1. Ability to effectively plan. Strong nonprofit developers have a good handle on community assets and needs and develop a vision for what revitalization activities fit the neighborhood dynamic. Community planning should include opportunities for the nonprofit developer to gather input from the residents and neighborhood businesses and build those stakeholders into the vision-setting process. A nonprofit developer must plan internally also, matching its own assets, programs, partnerships, and skills with its vision for the neighborhood.
2. Ability to secure resources. Nonprofit developers need a great deal of external support - including grants, loans, contracts, and technical help to accomplish their objectives. A capable nonprofit developer can assemble adequate resources from a variety of places, including the "profits" of the projects it develops. Its funding base should be relatively stable, without wide annual fluctuations.
3. Being well governed and managed. Nonprofit developers must be able to manage their resources effectively and account for funds and programs. As some of the recent troubles at several large, older nonprofit developers attest, an ability to develop projects does not automatically translate into capable management of internal operations. nonprofit developers need internal systems that reflect sound business principles of accountability and can support multiple nonprofit developer programs. nonprofit developer boards must represent their communities, govern competently, and interact well with staff.

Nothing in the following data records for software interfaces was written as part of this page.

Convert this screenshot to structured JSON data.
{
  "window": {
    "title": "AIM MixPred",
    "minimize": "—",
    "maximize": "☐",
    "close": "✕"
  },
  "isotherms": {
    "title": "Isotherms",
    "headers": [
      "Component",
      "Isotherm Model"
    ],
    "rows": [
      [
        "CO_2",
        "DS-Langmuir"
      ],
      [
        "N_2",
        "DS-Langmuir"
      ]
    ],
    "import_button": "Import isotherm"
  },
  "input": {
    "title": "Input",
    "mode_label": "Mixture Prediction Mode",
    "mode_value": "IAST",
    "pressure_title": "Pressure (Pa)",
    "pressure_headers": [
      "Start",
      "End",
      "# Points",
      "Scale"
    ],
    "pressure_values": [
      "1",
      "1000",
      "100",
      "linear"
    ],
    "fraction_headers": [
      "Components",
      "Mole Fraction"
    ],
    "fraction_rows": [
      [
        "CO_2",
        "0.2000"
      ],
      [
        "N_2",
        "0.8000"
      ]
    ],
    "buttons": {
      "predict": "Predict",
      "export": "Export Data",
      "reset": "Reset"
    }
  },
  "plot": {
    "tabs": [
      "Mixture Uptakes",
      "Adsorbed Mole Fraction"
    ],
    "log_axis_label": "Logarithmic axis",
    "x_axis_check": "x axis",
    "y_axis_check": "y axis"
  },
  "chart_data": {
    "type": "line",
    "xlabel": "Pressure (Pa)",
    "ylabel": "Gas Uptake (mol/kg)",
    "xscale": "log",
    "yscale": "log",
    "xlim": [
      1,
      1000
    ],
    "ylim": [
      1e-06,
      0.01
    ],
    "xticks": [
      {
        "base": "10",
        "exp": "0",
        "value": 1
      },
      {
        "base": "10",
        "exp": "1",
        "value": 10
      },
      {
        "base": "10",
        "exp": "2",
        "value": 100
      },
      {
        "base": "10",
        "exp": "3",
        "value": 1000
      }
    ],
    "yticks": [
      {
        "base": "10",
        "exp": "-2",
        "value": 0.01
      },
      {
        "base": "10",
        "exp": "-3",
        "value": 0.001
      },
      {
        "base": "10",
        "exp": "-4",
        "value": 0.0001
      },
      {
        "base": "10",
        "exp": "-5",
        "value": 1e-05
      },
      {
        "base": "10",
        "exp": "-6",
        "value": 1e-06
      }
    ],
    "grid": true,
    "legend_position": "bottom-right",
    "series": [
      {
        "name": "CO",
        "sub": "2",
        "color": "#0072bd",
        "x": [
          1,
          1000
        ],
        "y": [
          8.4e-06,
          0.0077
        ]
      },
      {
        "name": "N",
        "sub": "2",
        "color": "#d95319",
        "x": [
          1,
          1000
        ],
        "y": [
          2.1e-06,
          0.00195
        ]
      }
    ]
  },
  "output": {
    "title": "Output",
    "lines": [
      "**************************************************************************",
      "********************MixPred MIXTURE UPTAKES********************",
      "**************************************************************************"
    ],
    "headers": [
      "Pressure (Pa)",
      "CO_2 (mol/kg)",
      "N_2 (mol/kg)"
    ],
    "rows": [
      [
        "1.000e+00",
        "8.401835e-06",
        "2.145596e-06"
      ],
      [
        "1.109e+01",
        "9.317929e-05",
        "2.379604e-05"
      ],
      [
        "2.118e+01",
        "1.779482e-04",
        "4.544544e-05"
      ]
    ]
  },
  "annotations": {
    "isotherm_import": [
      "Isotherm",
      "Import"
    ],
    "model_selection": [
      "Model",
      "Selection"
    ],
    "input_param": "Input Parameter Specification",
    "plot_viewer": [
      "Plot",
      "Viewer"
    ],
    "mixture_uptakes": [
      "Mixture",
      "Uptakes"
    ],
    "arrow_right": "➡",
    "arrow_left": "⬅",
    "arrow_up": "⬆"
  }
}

4. Program delivery capacity. A nonprofit developer must develop programs effectively, including the planning, packaging, development, marketing, and ongoing management of its assets. nonprofit developers should be able to estimate program outcomes reliably and meet those expectations. Increasingly, nonprofit developer programs include the "softer" human service components in addition to physical development.
5. Ability to network with other entities. To carry out its multiple roles, a nonprofit developer must be able to find and work well with other organizations. A capable nonprofit developer can interact with a variety of public and private entities to accomplish revitalization goals. Potential nonprofit developer partners range from local and state governments and private sector funders to technical assistance providers, other neighborhood organizations, private developers, and human service deliverers. Also important, nonprofit developers must maintain sound relations with neighborhood residents and businesses, whose involvement and support of community revitalization is necessary, and who are often touched by a nonprofit developer's outreach and organizing work.